Recorded data: Begin

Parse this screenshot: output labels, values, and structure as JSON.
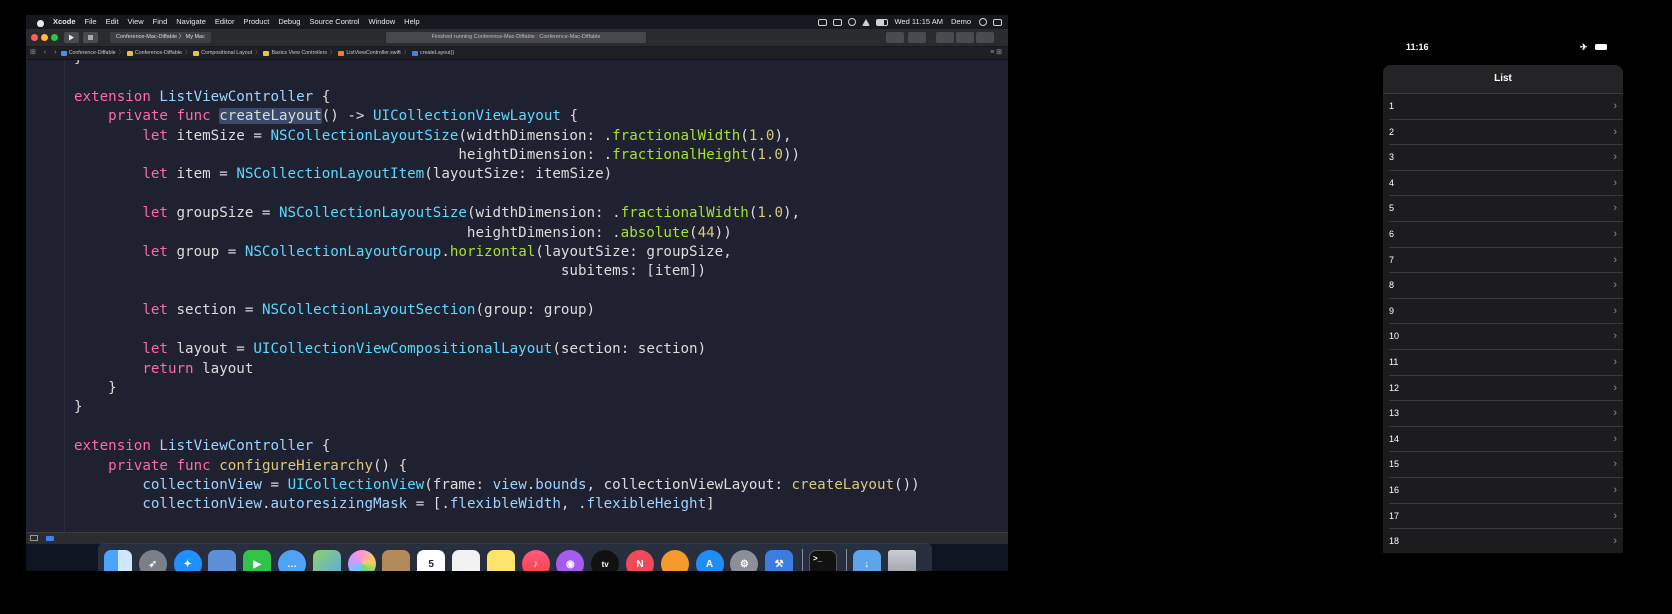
{
  "menubar": {
    "app": "Xcode",
    "items": [
      "File",
      "Edit",
      "View",
      "Find",
      "Navigate",
      "Editor",
      "Product",
      "Debug",
      "Source Control",
      "Window",
      "Help"
    ],
    "clock": "Wed 11:15 AM",
    "user": "Demo"
  },
  "toolbar": {
    "scheme": "Conference-Mac-Diffable",
    "destination": "My Mac",
    "activity": "Finished running Conference-Mac-Diffable : Conference-Mac-Diffable"
  },
  "jumpbar": {
    "crumbs": [
      "Conference-Diffable",
      "Conference-Diffable",
      "Compositional Layout",
      "Basics View Controllers",
      "ListViewController.swift",
      "createLayout()"
    ]
  },
  "code": {
    "lines": [
      "}",
      "",
      "extension ListViewController {",
      "    private func createLayout() -> UICollectionViewLayout {",
      "        let itemSize = NSCollectionLayoutSize(widthDimension: .fractionalWidth(1.0),",
      "                                             heightDimension: .fractionalHeight(1.0))",
      "        let item = NSCollectionLayoutItem(layoutSize: itemSize)",
      "",
      "        let groupSize = NSCollectionLayoutSize(widthDimension: .fractionalWidth(1.0),",
      "                                              heightDimension: .absolute(44))",
      "        let group = NSCollectionLayoutGroup.horizontal(layoutSize: groupSize,",
      "                                                         subitems: [item])",
      "",
      "        let section = NSCollectionLayoutSection(group: group)",
      "",
      "        let layout = UICollectionViewCompositionalLayout(section: section)",
      "        return layout",
      "    }",
      "}",
      "",
      "extension ListViewController {",
      "    private func configureHierarchy() {",
      "        collectionView = UICollectionView(frame: view.bounds, collectionViewLayout: createLayout())",
      "        collectionView.autoresizingMask = [.flexibleWidth, .flexibleHeight]"
    ]
  },
  "phone": {
    "time": "11:16",
    "airplane_icon": "airplane-icon",
    "title": "List",
    "rows": [
      "1",
      "2",
      "3",
      "4",
      "5",
      "6",
      "7",
      "8",
      "9",
      "10",
      "11",
      "12",
      "13",
      "14",
      "15",
      "16",
      "17",
      "18"
    ],
    "chevron": "›"
  },
  "dock": {
    "calendar_day": "5",
    "apps": [
      "finder",
      "launchpad",
      "safari",
      "preview",
      "facetime",
      "messages",
      "maps",
      "photos",
      "contacts",
      "calendar",
      "reminders",
      "notes",
      "music",
      "podcasts",
      "tv",
      "news",
      "books",
      "app-store",
      "system-preferences",
      "xcode",
      "terminal",
      "downloads",
      "trash"
    ]
  },
  "colors": {
    "keyword": "#fc6aa7",
    "type": "#5dd8ff",
    "function": "#d9c97c",
    "editor_bg": "#1f2030"
  }
}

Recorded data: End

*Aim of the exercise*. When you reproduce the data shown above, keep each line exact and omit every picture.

*Exercise result*.
Parse this screenshot: output labels, values, and structure as JSON.
{
  "menubar": {
    "app": "Xcode",
    "items": [
      "File",
      "Edit",
      "View",
      "Find",
      "Navigate",
      "Editor",
      "Product",
      "Debug",
      "Source Control",
      "Window",
      "Help"
    ],
    "clock": "Wed 11:15 AM",
    "user": "Demo"
  },
  "toolbar": {
    "scheme": "Conference-Mac-Diffable",
    "destination": "My Mac",
    "activity": "Finished running Conference-Mac-Diffable : Conference-Mac-Diffable"
  },
  "jumpbar": {
    "crumbs": [
      "Conference-Diffable",
      "Conference-Diffable",
      "Compositional Layout",
      "Basics View Controllers",
      "ListViewController.swift",
      "createLayout()"
    ]
  },
  "code": {
    "lines": [
      "}",
      "",
      "extension ListViewController {",
      "    private func createLayout() -> UICollectionViewLayout {",
      "        let itemSize = NSCollectionLayoutSize(widthDimension: .fractionalWidth(1.0),",
      "                                             heightDimension: .fractionalHeight(1.0))",
      "        let item = NSCollectionLayoutItem(layoutSize: itemSize)",
      "",
      "        let groupSize = NSCollectionLayoutSize(widthDimension: .fractionalWidth(1.0),",
      "                                              heightDimension: .absolute(44))",
      "        let group = NSCollectionLayoutGroup.horizontal(layoutSize: groupSize,",
      "                                                         subitems: [item])",
      "",
      "        let section = NSCollectionLayoutSection(group: group)",
      "",
      "        let layout = UICollectionViewCompositionalLayout(section: section)",
      "        return layout",
      "    }",
      "}",
      "",
      "extension ListViewController {",
      "    private func configureHierarchy() {",
      "        collectionView = UICollectionView(frame: view.bounds, collectionViewLayout: createLayout())",
      "        collectionView.autoresizingMask = [.flexibleWidth, .flexibleHeight]"
    ]
  },
  "phone": {
    "time": "11:16",
    "airplane_icon": "airplane-icon",
    "title": "List",
    "rows": [
      "1",
      "2",
      "3",
      "4",
      "5",
      "6",
      "7",
      "8",
      "9",
      "10",
      "11",
      "12",
      "13",
      "14",
      "15",
      "16",
      "17",
      "18"
    ],
    "chevron": "›"
  },
  "dock": {
    "calendar_day": "5",
    "apps": [
      "finder",
      "launchpad",
      "safari",
      "preview",
      "facetime",
      "messages",
      "maps",
      "photos",
      "contacts",
      "calendar",
      "reminders",
      "notes",
      "music",
      "podcasts",
      "tv",
      "news",
      "books",
      "app-store",
      "system-preferences",
      "xcode",
      "terminal",
      "downloads",
      "trash"
    ]
  },
  "colors": {
    "keyword": "#fc6aa7",
    "type": "#5dd8ff",
    "function": "#d9c97c",
    "editor_bg": "#1f2030"
  }
}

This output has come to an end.